(Records from a collection)
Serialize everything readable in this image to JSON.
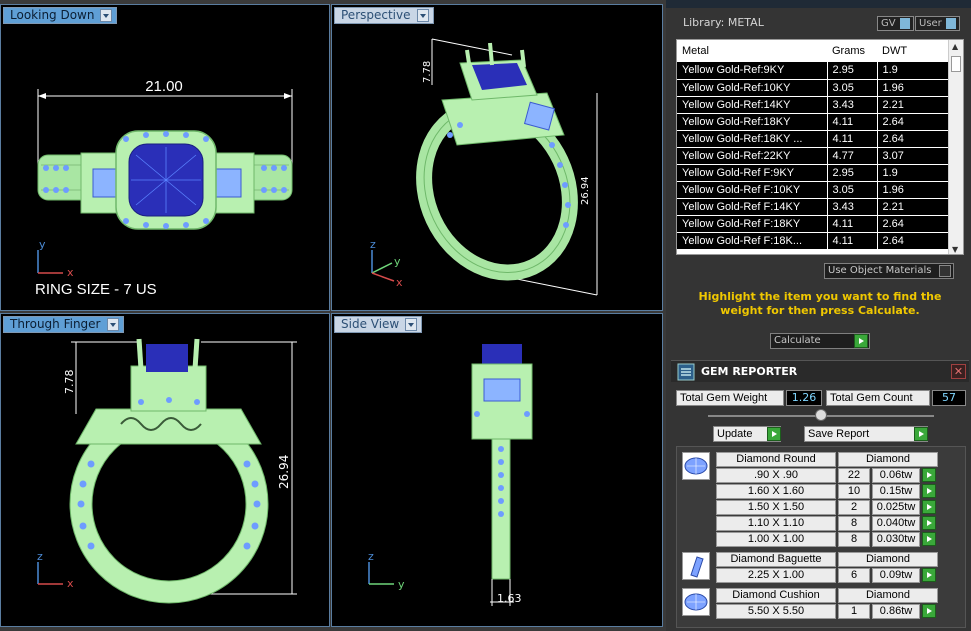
{
  "viewports": {
    "top_left": {
      "label": "Looking Down",
      "dim_width": "21.00",
      "ring_size": "RING SIZE - 7 US",
      "axis_a": "y",
      "axis_b": "x"
    },
    "top_right": {
      "label": "Perspective",
      "dim_a": "7.78",
      "dim_b": "26.94",
      "axis_a": "z",
      "axis_b": "y",
      "axis_c": "x"
    },
    "bottom_left": {
      "label": "Through Finger",
      "dim_a": "7.78",
      "dim_b": "26.94",
      "axis_a": "z",
      "axis_b": "x"
    },
    "bottom_right": {
      "label": "Side View",
      "dim_a": "1.63",
      "axis_a": "z",
      "axis_b": "y"
    }
  },
  "library": {
    "label": "Library: METAL",
    "gv_label": "GV",
    "user_label": "User",
    "columns": [
      "Metal",
      "Grams",
      "DWT"
    ],
    "rows": [
      [
        "Yellow Gold-Ref:9KY",
        "2.95",
        "1.9"
      ],
      [
        "Yellow Gold-Ref:10KY",
        "3.05",
        "1.96"
      ],
      [
        "Yellow Gold-Ref:14KY",
        "3.43",
        "2.21"
      ],
      [
        "Yellow Gold-Ref:18KY",
        "4.11",
        "2.64"
      ],
      [
        "Yellow Gold-Ref:18KY ...",
        "4.11",
        "2.64"
      ],
      [
        "Yellow Gold-Ref:22KY",
        "4.77",
        "3.07"
      ],
      [
        "Yellow Gold-Ref F:9KY",
        "2.95",
        "1.9"
      ],
      [
        "Yellow Gold-Ref F:10KY",
        "3.05",
        "1.96"
      ],
      [
        "Yellow Gold-Ref F:14KY",
        "3.43",
        "2.21"
      ],
      [
        "Yellow Gold-Ref F:18KY",
        "4.11",
        "2.64"
      ],
      [
        "Yellow Gold-Ref F:18K...",
        "4.11",
        "2.64"
      ]
    ],
    "use_object_materials": "Use Object Materials",
    "instruction": "Highlight the item you want to find the weight for then press Calculate.",
    "calculate": "Calculate"
  },
  "gem_reporter": {
    "title": "GEM REPORTER",
    "total_weight_label": "Total Gem Weight",
    "total_weight_value": "1.26",
    "total_count_label": "Total Gem Count",
    "total_count_value": "57",
    "update": "Update",
    "save_report": "Save Report",
    "groups": [
      {
        "name": "Diamond Round",
        "material": "Diamond",
        "rows": [
          [
            ".90 X .90",
            "22",
            "0.06tw"
          ],
          [
            "1.60 X 1.60",
            "10",
            "0.15tw"
          ],
          [
            "1.50 X 1.50",
            "2",
            "0.025tw"
          ],
          [
            "1.10 X 1.10",
            "8",
            "0.040tw"
          ],
          [
            "1.00 X 1.00",
            "8",
            "0.030tw"
          ]
        ]
      },
      {
        "name": "Diamond Baguette",
        "material": "Diamond",
        "rows": [
          [
            "2.25 X 1.00",
            "6",
            "0.09tw"
          ]
        ]
      },
      {
        "name": "Diamond Cushion",
        "material": "Diamond",
        "rows": [
          [
            "5.50 X 5.50",
            "1",
            "0.86tw"
          ]
        ]
      }
    ]
  },
  "colors": {
    "metal": "#b8f0b0",
    "stone": "#2a2fb8",
    "accent_stone": "#5a82ff",
    "highlight_text": "#f0c800"
  }
}
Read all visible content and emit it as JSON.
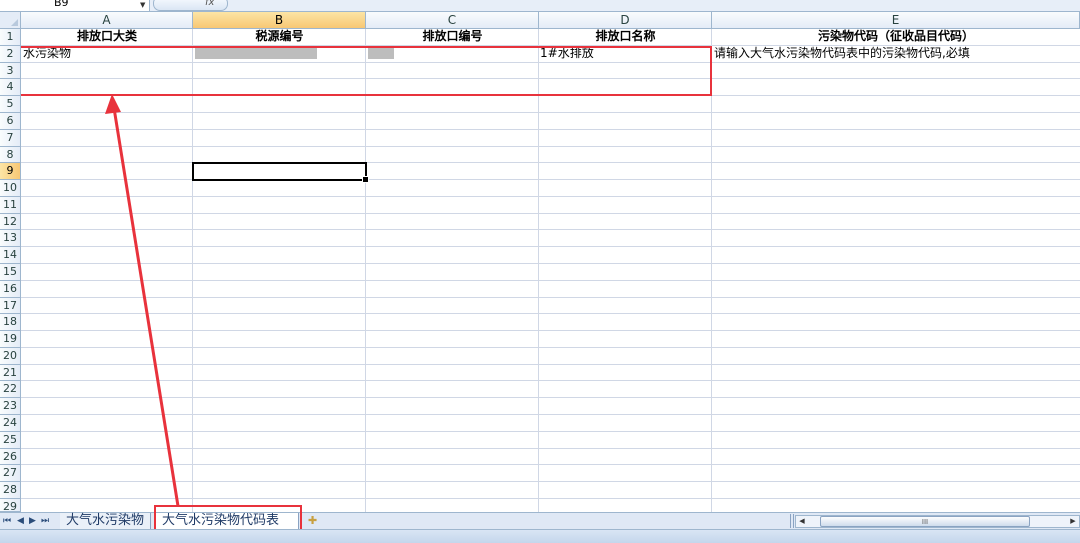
{
  "formula_bar": {
    "name_box": "B9",
    "fx_label": "fx"
  },
  "columns": [
    "A",
    "B",
    "C",
    "D",
    "E"
  ],
  "rows": [
    "1",
    "2",
    "3",
    "4",
    "5",
    "6",
    "7",
    "8",
    "9",
    "10",
    "11",
    "12",
    "13",
    "14",
    "15",
    "16",
    "17",
    "18",
    "19",
    "20",
    "21",
    "22",
    "23",
    "24",
    "25",
    "26",
    "27",
    "28",
    "29"
  ],
  "selected": {
    "column": "B",
    "row": "9"
  },
  "sheet": {
    "headers": [
      "排放口大类",
      "税源编号",
      "排放口编号",
      "排放口名称",
      "污染物代码（征收品目代码）"
    ],
    "row2": {
      "a": "水污染物",
      "d": "1#水排放",
      "e": "请输入大气水污染物代码表中的污染物代码,必填"
    }
  },
  "sheet_tabs": [
    {
      "label": "大气水污染物",
      "active": false
    },
    {
      "label": "大气水污染物代码表",
      "active": true
    }
  ],
  "nav_buttons": [
    "⏮",
    "◀",
    "▶",
    "⏭"
  ],
  "scrollbar": {
    "thumb_grip": "III"
  },
  "colors": {
    "annotation": "#e8323c",
    "selection_header": "#f8c774",
    "gridline": "#d0d7e5"
  }
}
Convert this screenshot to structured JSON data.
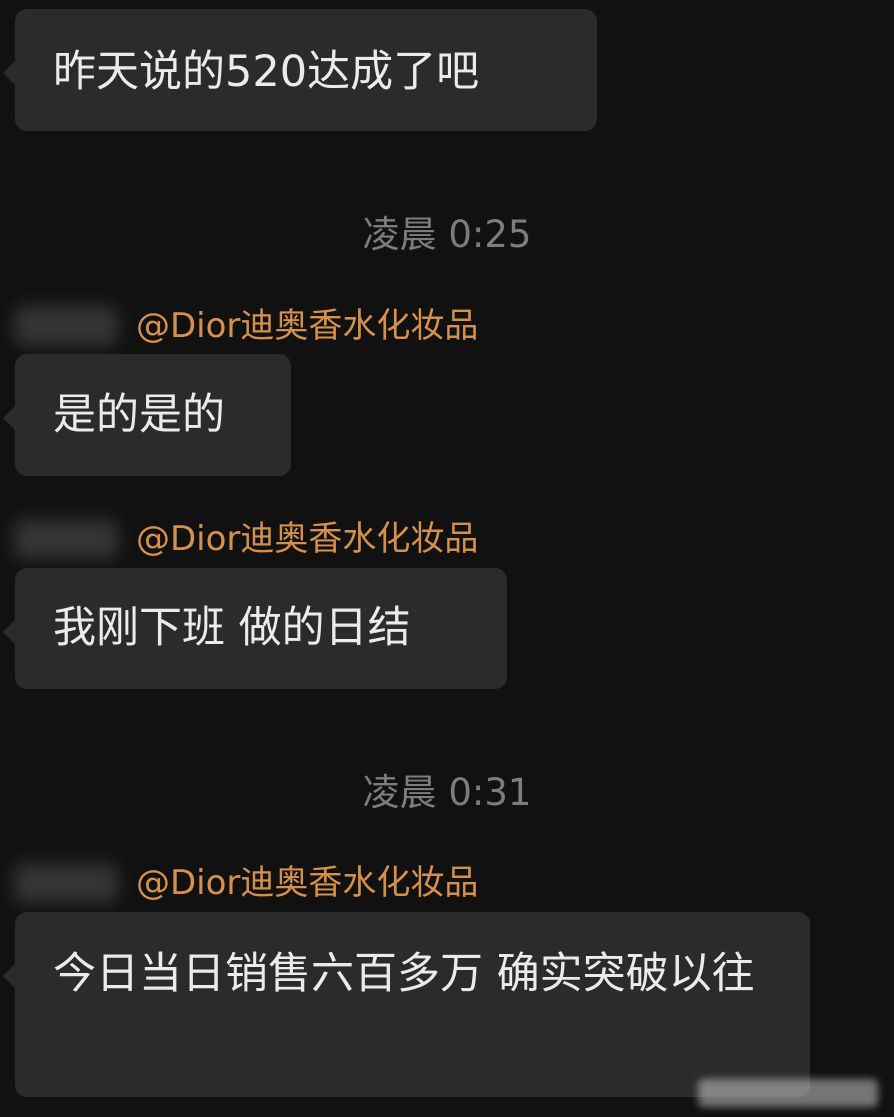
{
  "messages": [
    {
      "text": "昨天说的520达成了吧"
    },
    {
      "sender_mention": "@Dior迪奥香水化妆品",
      "text": "是的是的"
    },
    {
      "sender_mention": "@Dior迪奥香水化妆品",
      "text": "我刚下班 做的日结"
    },
    {
      "sender_mention": "@Dior迪奥香水化妆品",
      "text": "今日当日销售六百多万 确实突破以往"
    }
  ],
  "timestamps": [
    "凌晨 0:25",
    "凌晨 0:31"
  ],
  "colors": {
    "background": "#111111",
    "bubble": "#2b2b2b",
    "mention": "#d6904d",
    "timestamp": "#7d7d7d"
  }
}
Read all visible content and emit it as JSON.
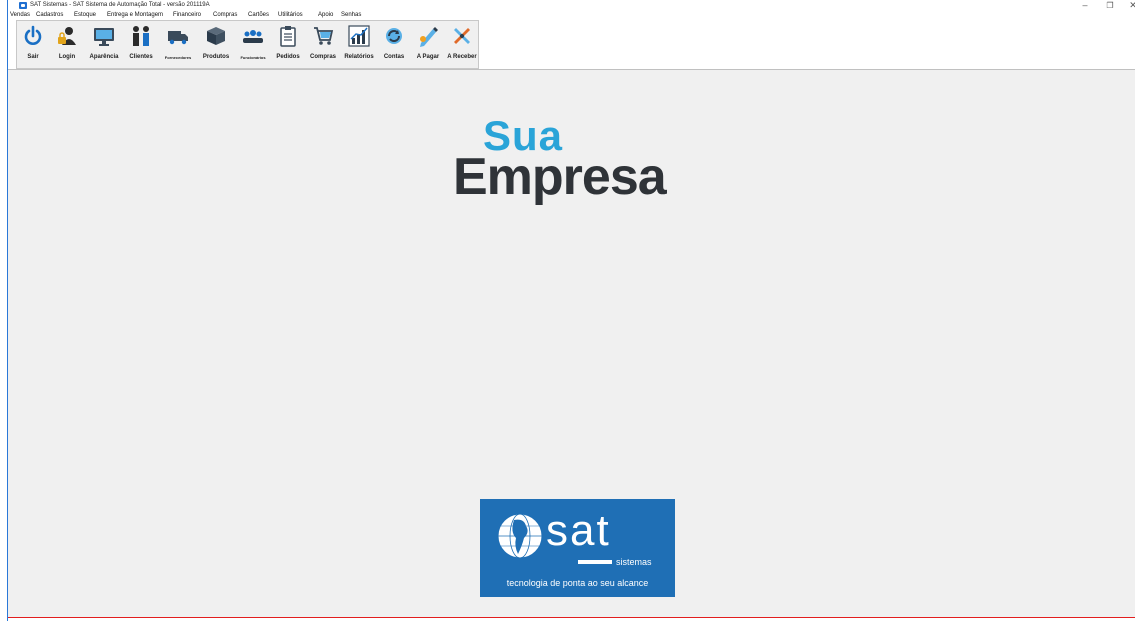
{
  "window": {
    "title": "SAT Sistemas - SAT Sistema de Automação Total - versão 201119A",
    "minimize_glyph": "–",
    "restore_glyph": "❐",
    "close_glyph": "✕"
  },
  "menu": {
    "items": [
      "Vendas",
      "Cadastros",
      "Estoque",
      "Entrega e Montagem",
      "Financeiro",
      "Compras",
      "Cartões",
      "Utilitários",
      "Apoio",
      "Senhas"
    ]
  },
  "toolbar": {
    "buttons": [
      {
        "label": "Sair",
        "icon": "power-icon"
      },
      {
        "label": "Login",
        "icon": "user-lock-icon"
      },
      {
        "label": "Aparência",
        "icon": "monitor-icon"
      },
      {
        "label": "Clientes",
        "icon": "people-icon"
      },
      {
        "label": "Fornecedores",
        "icon": "truck-icon"
      },
      {
        "label": "Produtos",
        "icon": "box-icon"
      },
      {
        "label": "Funcionários",
        "icon": "group-icon"
      },
      {
        "label": "Pedidos",
        "icon": "clipboard-icon"
      },
      {
        "label": "Compras",
        "icon": "cart-icon"
      },
      {
        "label": "Relatórios",
        "icon": "bar-chart-icon"
      },
      {
        "label": "Contas",
        "icon": "refresh-icon"
      },
      {
        "label": "A Pagar",
        "icon": "pen-icon"
      },
      {
        "label": "A Receber",
        "icon": "tools-icon"
      }
    ]
  },
  "branding": {
    "line1": "Sua",
    "line2": "Empresa",
    "sat_word": "sat",
    "sat_sub": "sistemas",
    "sat_tagline": "tecnologia de ponta ao seu alcance"
  },
  "colors": {
    "accent": "#2aa4d8",
    "dark_text": "#2f3338",
    "sat_blue": "#1f6fb5",
    "frame_blue": "#2a78d8",
    "alert_red": "#e21e1e"
  }
}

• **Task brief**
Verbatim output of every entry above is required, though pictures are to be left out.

• **Exercise result**
Serialize everything readable in this image to JSON.
{
  "viewports": {
    "top_left": {
      "label": "Looking Down",
      "dim_width": "21.00",
      "ring_size": "RING SIZE - 7 US",
      "axis_a": "y",
      "axis_b": "x"
    },
    "top_right": {
      "label": "Perspective",
      "dim_a": "7.78",
      "dim_b": "26.94",
      "axis_a": "z",
      "axis_b": "y",
      "axis_c": "x"
    },
    "bottom_left": {
      "label": "Through Finger",
      "dim_a": "7.78",
      "dim_b": "26.94",
      "axis_a": "z",
      "axis_b": "x"
    },
    "bottom_right": {
      "label": "Side View",
      "dim_a": "1.63",
      "axis_a": "z",
      "axis_b": "y"
    }
  },
  "library": {
    "label": "Library: METAL",
    "gv_label": "GV",
    "user_label": "User",
    "columns": [
      "Metal",
      "Grams",
      "DWT"
    ],
    "rows": [
      [
        "Yellow Gold-Ref:9KY",
        "2.95",
        "1.9"
      ],
      [
        "Yellow Gold-Ref:10KY",
        "3.05",
        "1.96"
      ],
      [
        "Yellow Gold-Ref:14KY",
        "3.43",
        "2.21"
      ],
      [
        "Yellow Gold-Ref:18KY",
        "4.11",
        "2.64"
      ],
      [
        "Yellow Gold-Ref:18KY ...",
        "4.11",
        "2.64"
      ],
      [
        "Yellow Gold-Ref:22KY",
        "4.77",
        "3.07"
      ],
      [
        "Yellow Gold-Ref F:9KY",
        "2.95",
        "1.9"
      ],
      [
        "Yellow Gold-Ref F:10KY",
        "3.05",
        "1.96"
      ],
      [
        "Yellow Gold-Ref F:14KY",
        "3.43",
        "2.21"
      ],
      [
        "Yellow Gold-Ref F:18KY",
        "4.11",
        "2.64"
      ],
      [
        "Yellow Gold-Ref F:18K...",
        "4.11",
        "2.64"
      ]
    ],
    "use_object_materials": "Use Object Materials",
    "instruction": "Highlight the item you want to find the weight for then press Calculate.",
    "calculate": "Calculate"
  },
  "gem_reporter": {
    "title": "GEM REPORTER",
    "total_weight_label": "Total Gem Weight",
    "total_weight_value": "1.26",
    "total_count_label": "Total Gem Count",
    "total_count_value": "57",
    "update": "Update",
    "save_report": "Save Report",
    "groups": [
      {
        "name": "Diamond Round",
        "material": "Diamond",
        "rows": [
          [
            ".90 X .90",
            "22",
            "0.06tw"
          ],
          [
            "1.60 X 1.60",
            "10",
            "0.15tw"
          ],
          [
            "1.50 X 1.50",
            "2",
            "0.025tw"
          ],
          [
            "1.10 X 1.10",
            "8",
            "0.040tw"
          ],
          [
            "1.00 X 1.00",
            "8",
            "0.030tw"
          ]
        ]
      },
      {
        "name": "Diamond Baguette",
        "material": "Diamond",
        "rows": [
          [
            "2.25 X 1.00",
            "6",
            "0.09tw"
          ]
        ]
      },
      {
        "name": "Diamond Cushion",
        "material": "Diamond",
        "rows": [
          [
            "5.50 X 5.50",
            "1",
            "0.86tw"
          ]
        ]
      }
    ]
  },
  "colors": {
    "metal": "#b8f0b0",
    "stone": "#2a2fb8",
    "accent_stone": "#5a82ff",
    "highlight_text": "#f0c800"
  }
}
Read all visible content and emit it as JSON.
{
  "formula_bar": {
    "name_box": "B9",
    "fx_label": "fx"
  },
  "columns": [
    "A",
    "B",
    "C",
    "D",
    "E"
  ],
  "rows": [
    "1",
    "2",
    "3",
    "4",
    "5",
    "6",
    "7",
    "8",
    "9",
    "10",
    "11",
    "12",
    "13",
    "14",
    "15",
    "16",
    "17",
    "18",
    "19",
    "20",
    "21",
    "22",
    "23",
    "24",
    "25",
    "26",
    "27",
    "28",
    "29"
  ],
  "selected": {
    "column": "B",
    "row": "9"
  },
  "sheet": {
    "headers": [
      "排放口大类",
      "税源编号",
      "排放口编号",
      "排放口名称",
      "污染物代码（征收品目代码）"
    ],
    "row2": {
      "a": "水污染物",
      "d": "1#水排放",
      "e": "请输入大气水污染物代码表中的污染物代码,必填"
    }
  },
  "sheet_tabs": [
    {
      "label": "大气水污染物",
      "active": false
    },
    {
      "label": "大气水污染物代码表",
      "active": true
    }
  ],
  "nav_buttons": [
    "⏮",
    "◀",
    "▶",
    "⏭"
  ],
  "scrollbar": {
    "thumb_grip": "III"
  },
  "colors": {
    "annotation": "#e8323c",
    "selection_header": "#f8c774",
    "gridline": "#d0d7e5"
  }
}
Convert this screenshot to structured JSON data.
{
  "messages": [
    {
      "text": "昨天说的520达成了吧"
    },
    {
      "sender_mention": "@Dior迪奥香水化妆品",
      "text": "是的是的"
    },
    {
      "sender_mention": "@Dior迪奥香水化妆品",
      "text": "我刚下班 做的日结"
    },
    {
      "sender_mention": "@Dior迪奥香水化妆品",
      "text": "今日当日销售六百多万 确实突破以往"
    }
  ],
  "timestamps": [
    "凌晨 0:25",
    "凌晨 0:31"
  ],
  "colors": {
    "background": "#111111",
    "bubble": "#2b2b2b",
    "mention": "#d6904d",
    "timestamp": "#7d7d7d"
  }
}
Read all visible content and emit it as JSON.
{
  "window": {
    "title": "SAT Sistemas - SAT Sistema de Automação Total - versão 201119A",
    "minimize_glyph": "–",
    "restore_glyph": "❐",
    "close_glyph": "✕"
  },
  "menu": {
    "items": [
      "Vendas",
      "Cadastros",
      "Estoque",
      "Entrega e Montagem",
      "Financeiro",
      "Compras",
      "Cartões",
      "Utilitários",
      "Apoio",
      "Senhas"
    ]
  },
  "toolbar": {
    "buttons": [
      {
        "label": "Sair",
        "icon": "power-icon"
      },
      {
        "label": "Login",
        "icon": "user-lock-icon"
      },
      {
        "label": "Aparência",
        "icon": "monitor-icon"
      },
      {
        "label": "Clientes",
        "icon": "people-icon"
      },
      {
        "label": "Fornecedores",
        "icon": "truck-icon"
      },
      {
        "label": "Produtos",
        "icon": "box-icon"
      },
      {
        "label": "Funcionários",
        "icon": "group-icon"
      },
      {
        "label": "Pedidos",
        "icon": "clipboard-icon"
      },
      {
        "label": "Compras",
        "icon": "cart-icon"
      },
      {
        "label": "Relatórios",
        "icon": "bar-chart-icon"
      },
      {
        "label": "Contas",
        "icon": "refresh-icon"
      },
      {
        "label": "A Pagar",
        "icon": "pen-icon"
      },
      {
        "label": "A Receber",
        "icon": "tools-icon"
      }
    ]
  },
  "branding": {
    "line1": "Sua",
    "line2": "Empresa",
    "sat_word": "sat",
    "sat_sub": "sistemas",
    "sat_tagline": "tecnologia de ponta ao seu alcance"
  },
  "colors": {
    "accent": "#2aa4d8",
    "dark_text": "#2f3338",
    "sat_blue": "#1f6fb5",
    "frame_blue": "#2a78d8",
    "alert_red": "#e21e1e"
  }
}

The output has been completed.